Regular exercise promotes cardiovascular health, reduces stress, and boosts mood, all of which can contribute to better management of psoriasis symptoms. Engaging in activities such as yoga, swimming, and walking not only benefit physical health but also promote relaxation and overall well-being.

Stress Management Techniques

Stress is known to worsen psoriasis symptoms. Developing effective stress management techniques, such as practicing mindfulness meditation, deep breathing exercises, and engaging in hobbies or activities that bring joy, can help reduce stress levels and minimize flare-ups.

Additionally, seeking support from loved ones, participating in support groups, and considering therapy or counseling can provide valuable tools for coping with stress associated with psoriasis.

Skincare Routine for Psoriasis Patients

A well-maintained skincare routine is essential for individuals with psoriasis to keep the skin hydrated and minimize irritation. Gentle cleansing with moisturizing soaps or bath oils and regular moisturization using emollients or barrier creams can help alleviate dryness and reduce itchiness.

It is important to avoid harsh chemicals, overly hot showers, and excessive scrubbing, as these can further irritate the skin and trigger flare-ups.

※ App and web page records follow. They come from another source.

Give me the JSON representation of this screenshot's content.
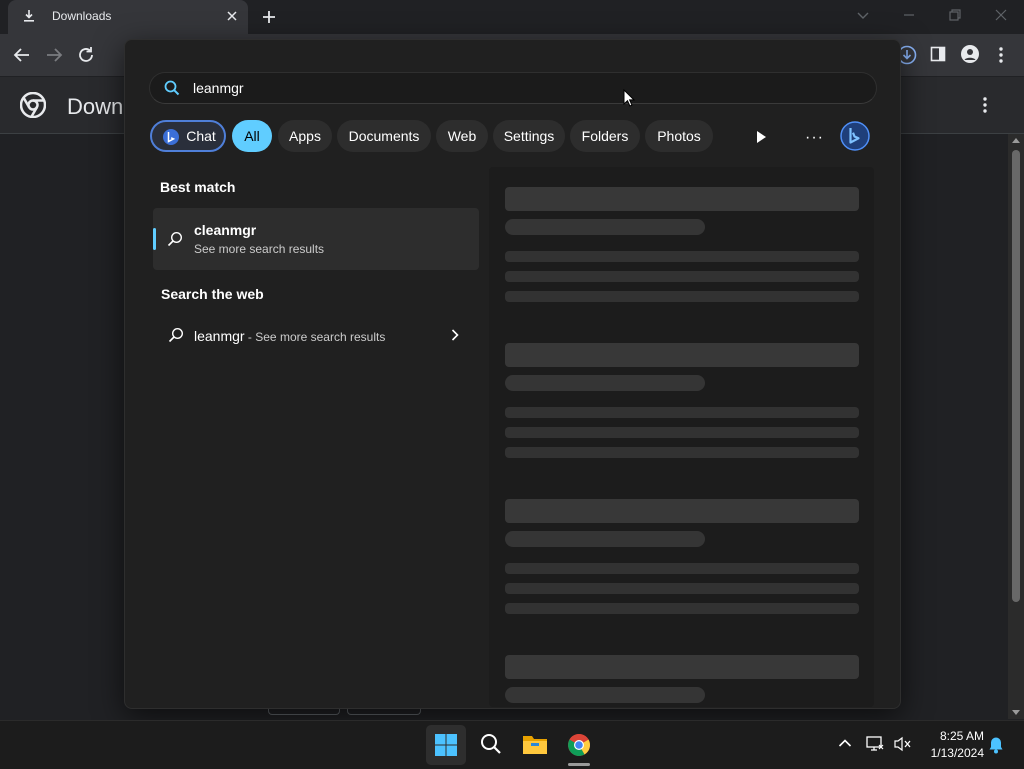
{
  "browser": {
    "tab_title": "Downloads",
    "page_title": "Down"
  },
  "search": {
    "query": "leanmgr",
    "chips": [
      {
        "label": "Chat"
      },
      {
        "label": "All"
      },
      {
        "label": "Apps"
      },
      {
        "label": "Documents"
      },
      {
        "label": "Web"
      },
      {
        "label": "Settings"
      },
      {
        "label": "Folders"
      },
      {
        "label": "Photos"
      }
    ],
    "more_label": "···",
    "best_match_heading": "Best match",
    "best_match": {
      "title": "cleanmgr",
      "subtitle": "See more search results"
    },
    "web_heading": "Search the web",
    "web_result": {
      "query": "leanmgr",
      "suffix": " - See more search results"
    }
  },
  "taskbar": {
    "time": "8:25 AM",
    "date": "1/13/2024"
  },
  "colors": {
    "accent": "#60cdff",
    "flyout_bg": "#202020",
    "chip_bg": "#2d2d2d",
    "chat_border": "#4f7fd9"
  },
  "icons": [
    "download-icon",
    "close-icon",
    "plus-icon",
    "back-icon",
    "forward-icon",
    "reload-icon",
    "downloads-icon",
    "sidepanel-icon",
    "profile-icon",
    "menu-icon",
    "chrome-icon",
    "search-icon",
    "bing-icon",
    "play-icon",
    "chevron-right-icon",
    "windows-icon",
    "file-explorer-icon",
    "chevron-up-icon",
    "network-icon",
    "volume-muted-icon",
    "notification-bell-icon"
  ]
}
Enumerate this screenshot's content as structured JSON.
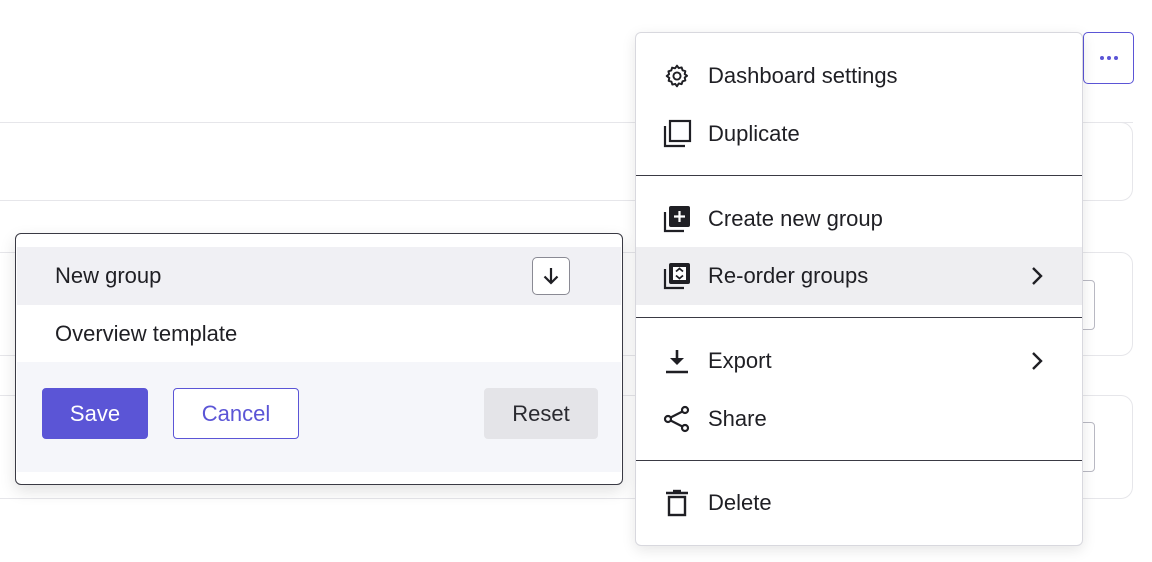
{
  "header": {
    "more_button_label": "More actions"
  },
  "menu": {
    "items": [
      {
        "label": "Dashboard settings",
        "icon": "gear-icon"
      },
      {
        "label": "Duplicate",
        "icon": "duplicate-icon"
      },
      {
        "label": "Create new group",
        "icon": "add-group-icon"
      },
      {
        "label": "Re-order groups",
        "icon": "reorder-groups-icon",
        "submenu": true,
        "active": true
      },
      {
        "label": "Export",
        "icon": "download-icon",
        "submenu": true
      },
      {
        "label": "Share",
        "icon": "share-icon"
      },
      {
        "label": "Delete",
        "icon": "trash-icon"
      }
    ]
  },
  "reorder_popover": {
    "groups": [
      {
        "label": "New group",
        "selected": true
      },
      {
        "label": "Overview template",
        "selected": false
      }
    ],
    "move_down_icon": "arrow-down-icon",
    "save_label": "Save",
    "cancel_label": "Cancel",
    "reset_label": "Reset"
  },
  "colors": {
    "accent": "#5b55d6",
    "active_row": "#eeeef1",
    "footer_bg": "#f5f6fa"
  }
}
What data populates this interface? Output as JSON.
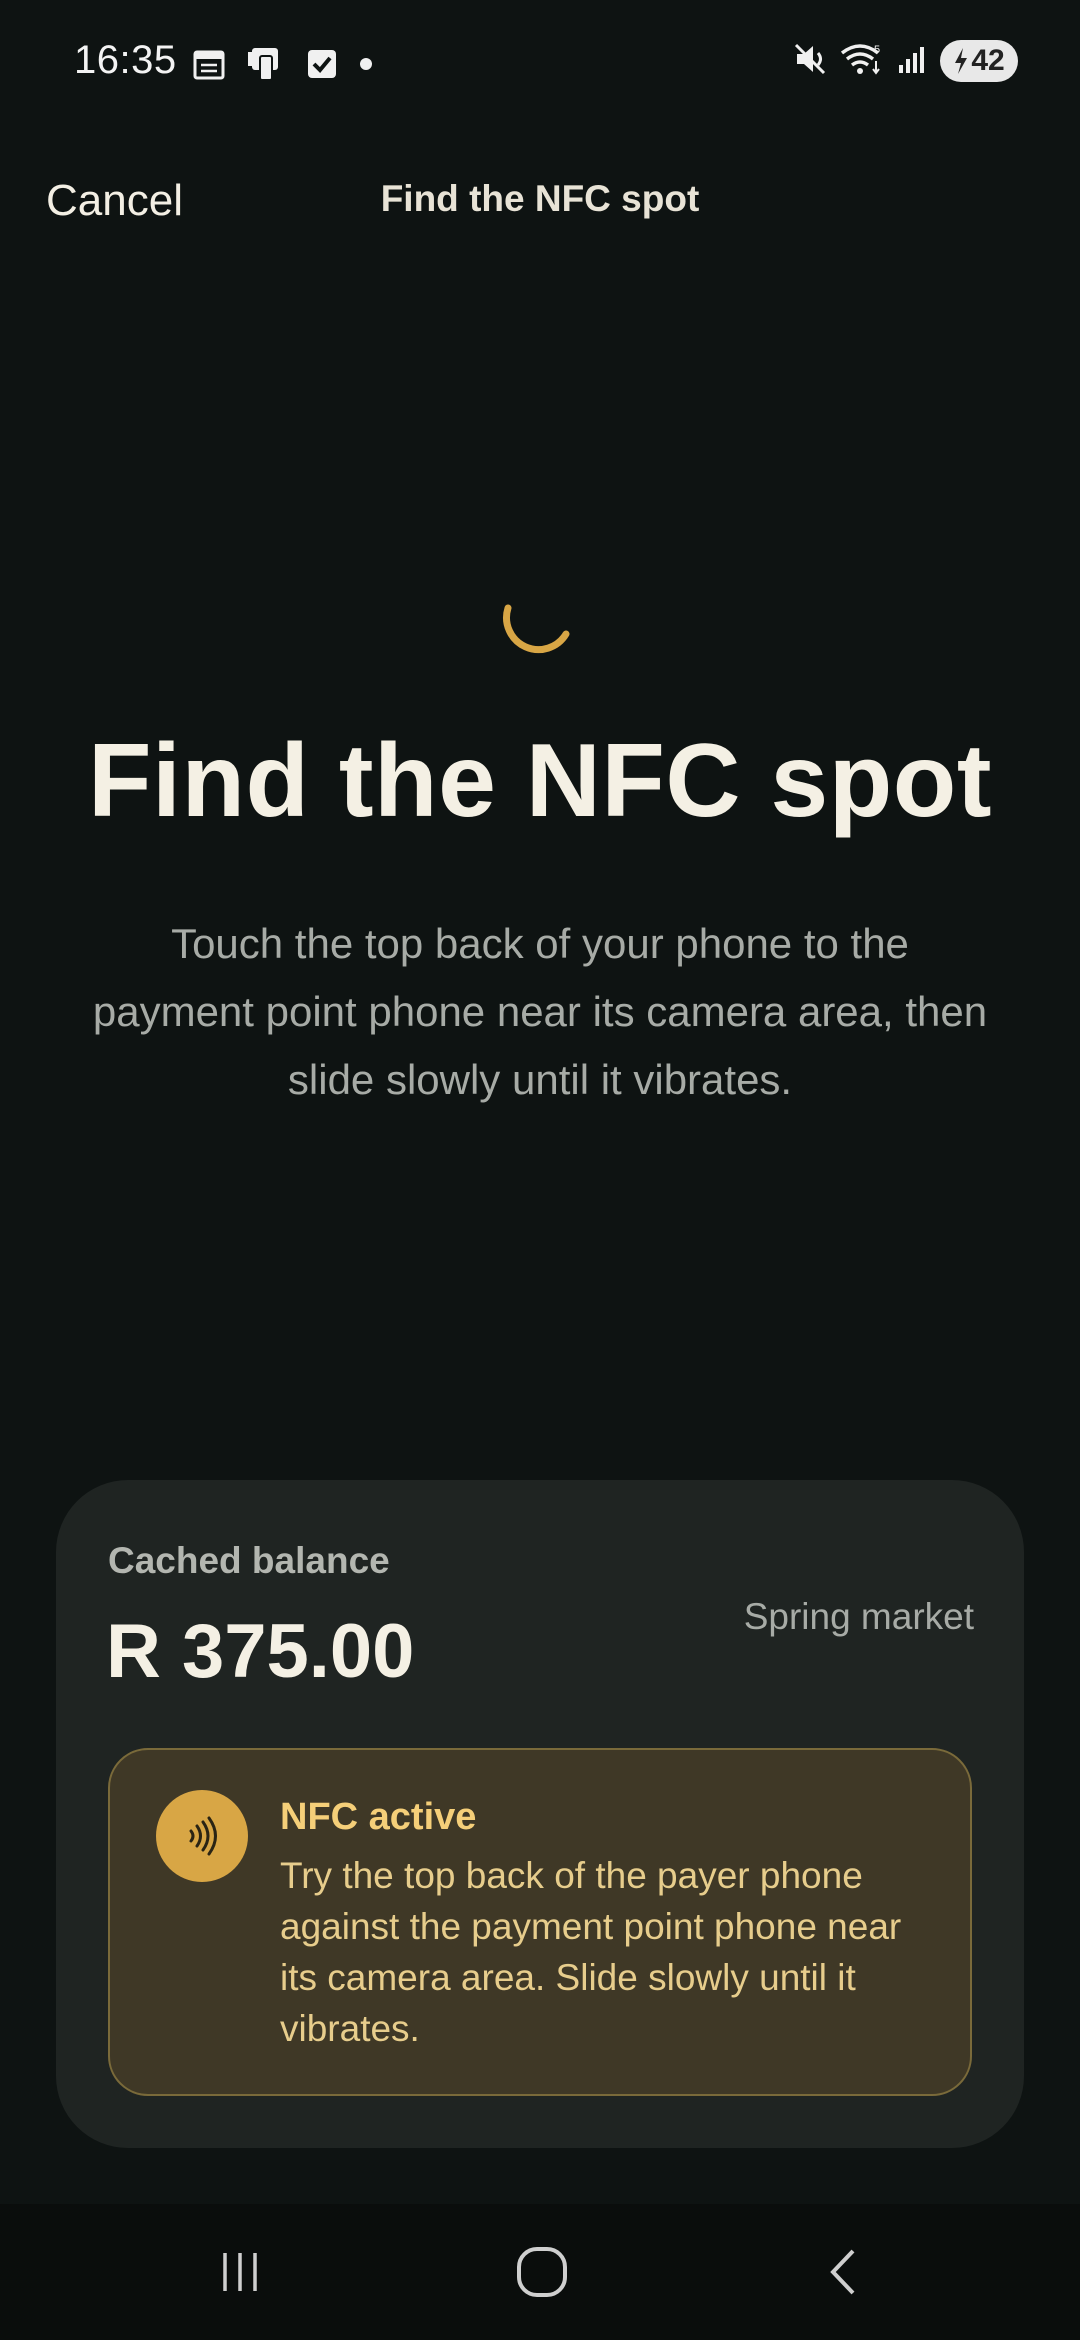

Living with psoriasis may present challenges, but with the right knowledge, support, and access to medical care, individuals can successfully manage their symptoms and thrive. At Piction Health, we are committed to providing high-quality online dermatology care for individuals with psoriasis and other skin conditions. Our team of experienced dermatologists is available to offer personalized treatment plans, advice, and support, empowering patients to live their lives to the fullest. Contact us today to begin your journey towards healthier skin.